╭─ Stored data

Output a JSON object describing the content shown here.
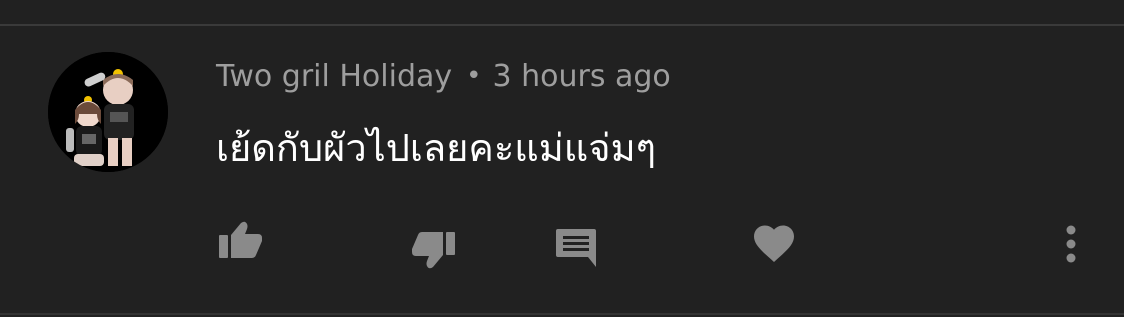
{
  "comment": {
    "author": "Two gril Holiday",
    "separator": "•",
    "timestamp": "3 hours ago",
    "text": "เย้ดกับผัวไปเลยคะแม่แจ่มๆ"
  },
  "actions": {
    "like_icon": "thumbs-up-icon",
    "dislike_icon": "thumbs-down-icon",
    "reply_icon": "comment-icon",
    "heart_icon": "heart-icon",
    "more_icon": "more-vertical-icon"
  },
  "colors": {
    "background": "#212121",
    "meta_text": "#9e9e9e",
    "comment_text": "#ffffff",
    "icon": "#8a8a8a"
  }
}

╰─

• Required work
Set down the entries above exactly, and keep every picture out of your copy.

• Task output
Output a JSON object describing the content shown here.
{
  "comment": {
    "author": "Two gril Holiday",
    "separator": "•",
    "timestamp": "3 hours ago",
    "text": "เย้ดกับผัวไปเลยคะแม่แจ่มๆ"
  },
  "actions": {
    "like_icon": "thumbs-up-icon",
    "dislike_icon": "thumbs-down-icon",
    "reply_icon": "comment-icon",
    "heart_icon": "heart-icon",
    "more_icon": "more-vertical-icon"
  },
  "colors": {
    "background": "#212121",
    "meta_text": "#9e9e9e",
    "comment_text": "#ffffff",
    "icon": "#8a8a8a"
  }
}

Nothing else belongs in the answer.